Go through the records below and set each one down exactly, leaving out any pictures.

Start of ENTRIES SHOWN

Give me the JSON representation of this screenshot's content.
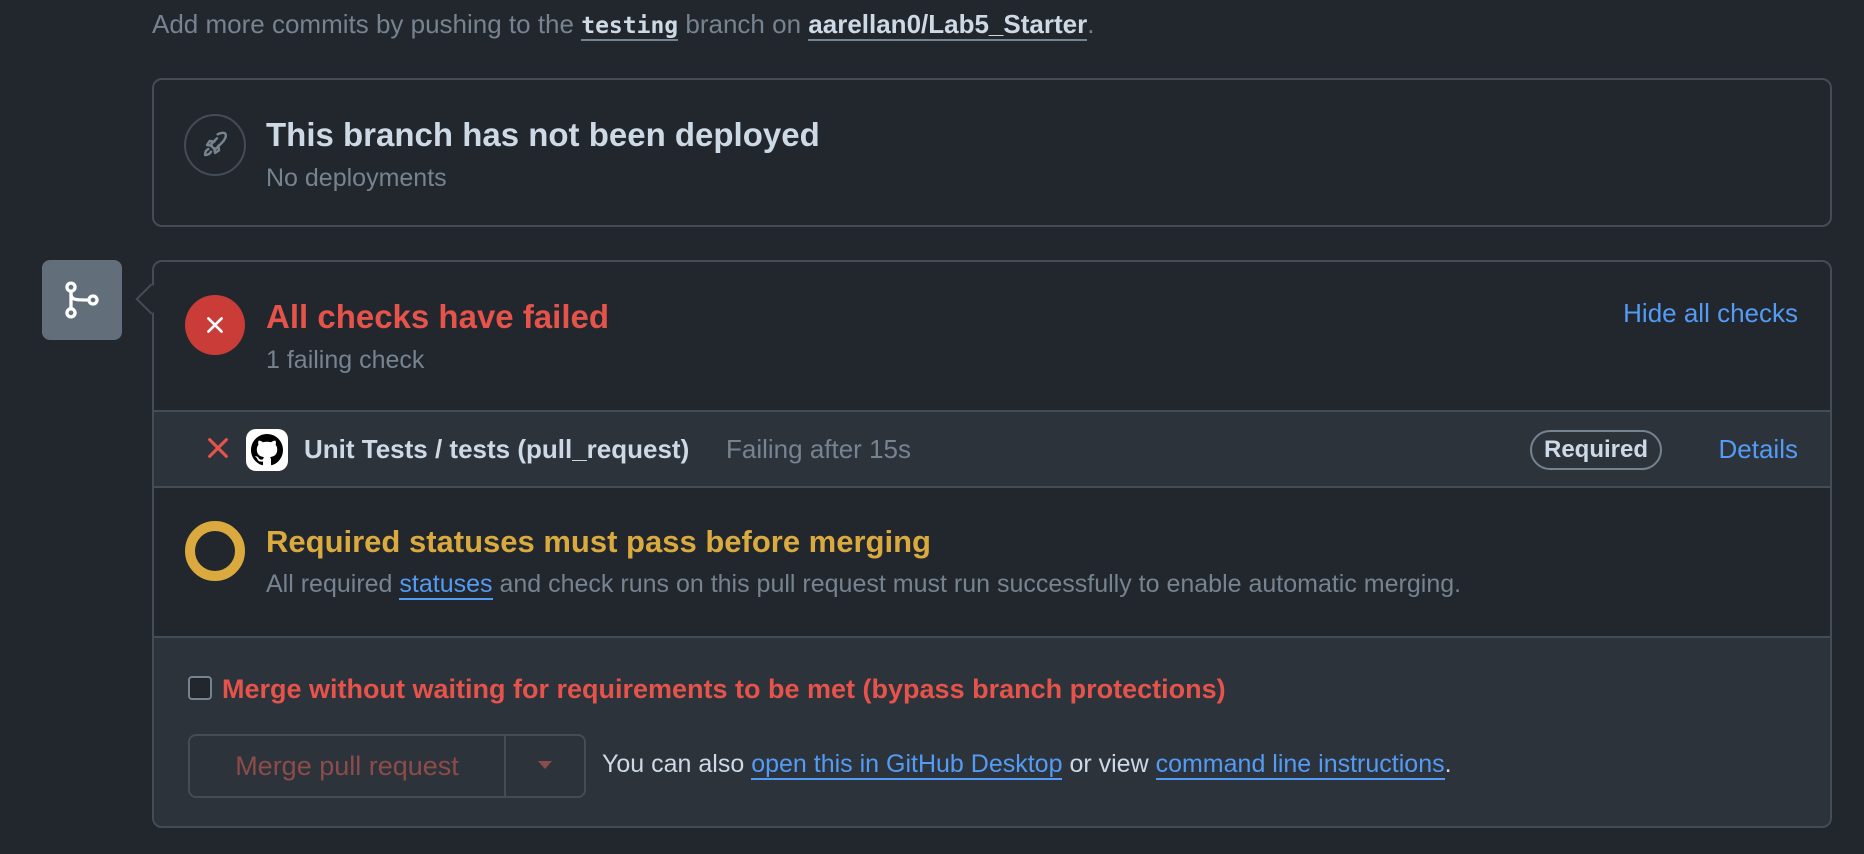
{
  "hint": {
    "prefix": "Add more commits by pushing to the",
    "branch": "testing",
    "middle": "branch on",
    "repo": "aarellan0/Lab5_Starter",
    "suffix": "."
  },
  "deployment": {
    "icon": "rocket-icon",
    "title": "This branch has not been deployed",
    "subtitle": "No deployments"
  },
  "timeline_icon": "git-branch-icon",
  "checks": {
    "icon": "x-circle-icon",
    "title": "All checks have failed",
    "subtitle": "1 failing check",
    "toggle_label": "Hide all checks",
    "items": [
      {
        "status_icon": "x-icon",
        "app_icon": "github-logo-icon",
        "name": "Unit Tests / tests (pull_request)",
        "status": "Failing after 15s",
        "badge": "Required",
        "details_label": "Details"
      }
    ]
  },
  "requirements": {
    "title": "Required statuses must pass before merging",
    "text_prefix": "All required",
    "link": "statuses",
    "text_suffix": "and check runs on this pull request must run successfully to enable automatic merging."
  },
  "merge": {
    "bypass_label": "Merge without waiting for requirements to be met (bypass branch protections)",
    "bypass_checked": false,
    "button_label": "Merge pull request",
    "hint_prefix": "You can also",
    "desktop_link": "open this in GitHub Desktop",
    "hint_middle": "or view",
    "cli_link": "command line instructions",
    "hint_suffix": "."
  },
  "colors": {
    "background": "#22272e",
    "danger": "#e5534b",
    "warning": "#daaa3f",
    "link": "#539bf5"
  }
}
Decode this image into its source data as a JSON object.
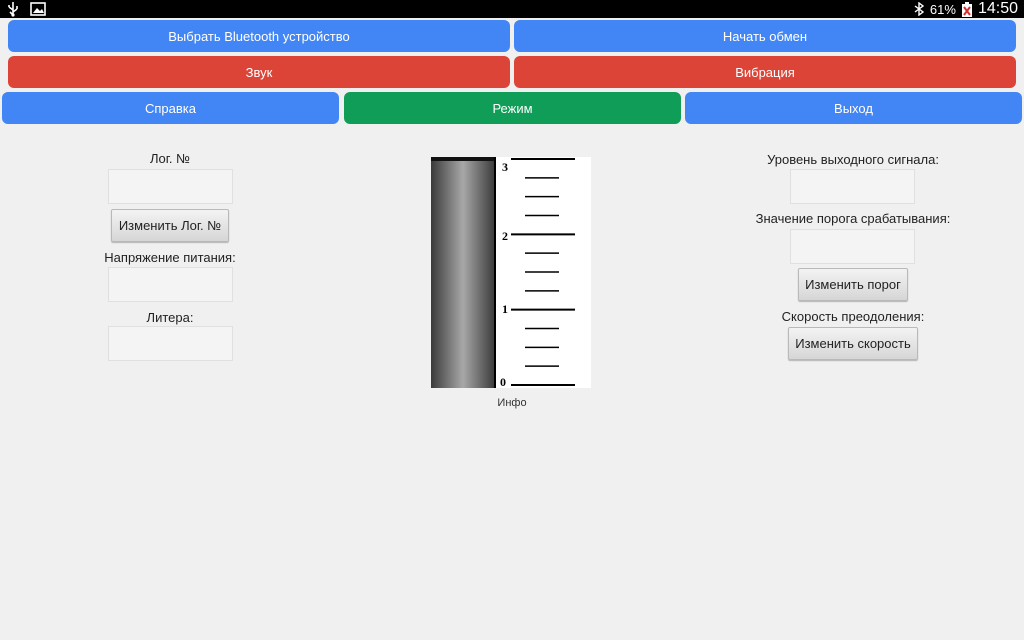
{
  "status": {
    "battery": "61%",
    "time": "14:50"
  },
  "buttons": {
    "select_bt": "Выбрать Bluetooth устройство",
    "start_exchange": "Начать обмен",
    "sound": "Звук",
    "vibration": "Вибрация",
    "help": "Справка",
    "mode": "Режим",
    "exit": "Выход"
  },
  "left": {
    "log_label": "Лог. №",
    "change_log": "Изменить Лог. №",
    "voltage_label": "Напряжение питания:",
    "litera_label": "Литера:"
  },
  "right": {
    "output_level_label": "Уровень выходного сигнала:",
    "threshold_label": "Значение порога срабатывания:",
    "change_threshold": "Изменить порог",
    "speed_label": "Скорость преодоления:",
    "change_speed": "Изменить скорость"
  },
  "gauge": {
    "tick_labels": [
      "3",
      "2",
      "1",
      "0"
    ],
    "min": 0,
    "max": 3,
    "info_label": "Инфо"
  },
  "colors": {
    "blue": "#4285f4",
    "red": "#db4437",
    "green": "#0f9d58"
  }
}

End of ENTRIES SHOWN

EXPECTED OUTPUT:
Give me the JSON representation of this screenshot's content.
{
  "hint": {
    "prefix": "Add more commits by pushing to the",
    "branch": "testing",
    "middle": "branch on",
    "repo": "aarellan0/Lab5_Starter",
    "suffix": "."
  },
  "deployment": {
    "icon": "rocket-icon",
    "title": "This branch has not been deployed",
    "subtitle": "No deployments"
  },
  "timeline_icon": "git-branch-icon",
  "checks": {
    "icon": "x-circle-icon",
    "title": "All checks have failed",
    "subtitle": "1 failing check",
    "toggle_label": "Hide all checks",
    "items": [
      {
        "status_icon": "x-icon",
        "app_icon": "github-logo-icon",
        "name": "Unit Tests / tests (pull_request)",
        "status": "Failing after 15s",
        "badge": "Required",
        "details_label": "Details"
      }
    ]
  },
  "requirements": {
    "title": "Required statuses must pass before merging",
    "text_prefix": "All required",
    "link": "statuses",
    "text_suffix": "and check runs on this pull request must run successfully to enable automatic merging."
  },
  "merge": {
    "bypass_label": "Merge without waiting for requirements to be met (bypass branch protections)",
    "bypass_checked": false,
    "button_label": "Merge pull request",
    "hint_prefix": "You can also",
    "desktop_link": "open this in GitHub Desktop",
    "hint_middle": "or view",
    "cli_link": "command line instructions",
    "hint_suffix": "."
  },
  "colors": {
    "background": "#22272e",
    "danger": "#e5534b",
    "warning": "#daaa3f",
    "link": "#539bf5"
  }
}
Decode this image into its source data as a JSON object.
{
  "status": {
    "battery": "61%",
    "time": "14:50"
  },
  "buttons": {
    "select_bt": "Выбрать Bluetooth устройство",
    "start_exchange": "Начать обмен",
    "sound": "Звук",
    "vibration": "Вибрация",
    "help": "Справка",
    "mode": "Режим",
    "exit": "Выход"
  },
  "left": {
    "log_label": "Лог. №",
    "change_log": "Изменить Лог. №",
    "voltage_label": "Напряжение питания:",
    "litera_label": "Литера:"
  },
  "right": {
    "output_level_label": "Уровень выходного сигнала:",
    "threshold_label": "Значение порога срабатывания:",
    "change_threshold": "Изменить порог",
    "speed_label": "Скорость преодоления:",
    "change_speed": "Изменить скорость"
  },
  "gauge": {
    "tick_labels": [
      "3",
      "2",
      "1",
      "0"
    ],
    "min": 0,
    "max": 3,
    "info_label": "Инфо"
  },
  "colors": {
    "blue": "#4285f4",
    "red": "#db4437",
    "green": "#0f9d58"
  }
}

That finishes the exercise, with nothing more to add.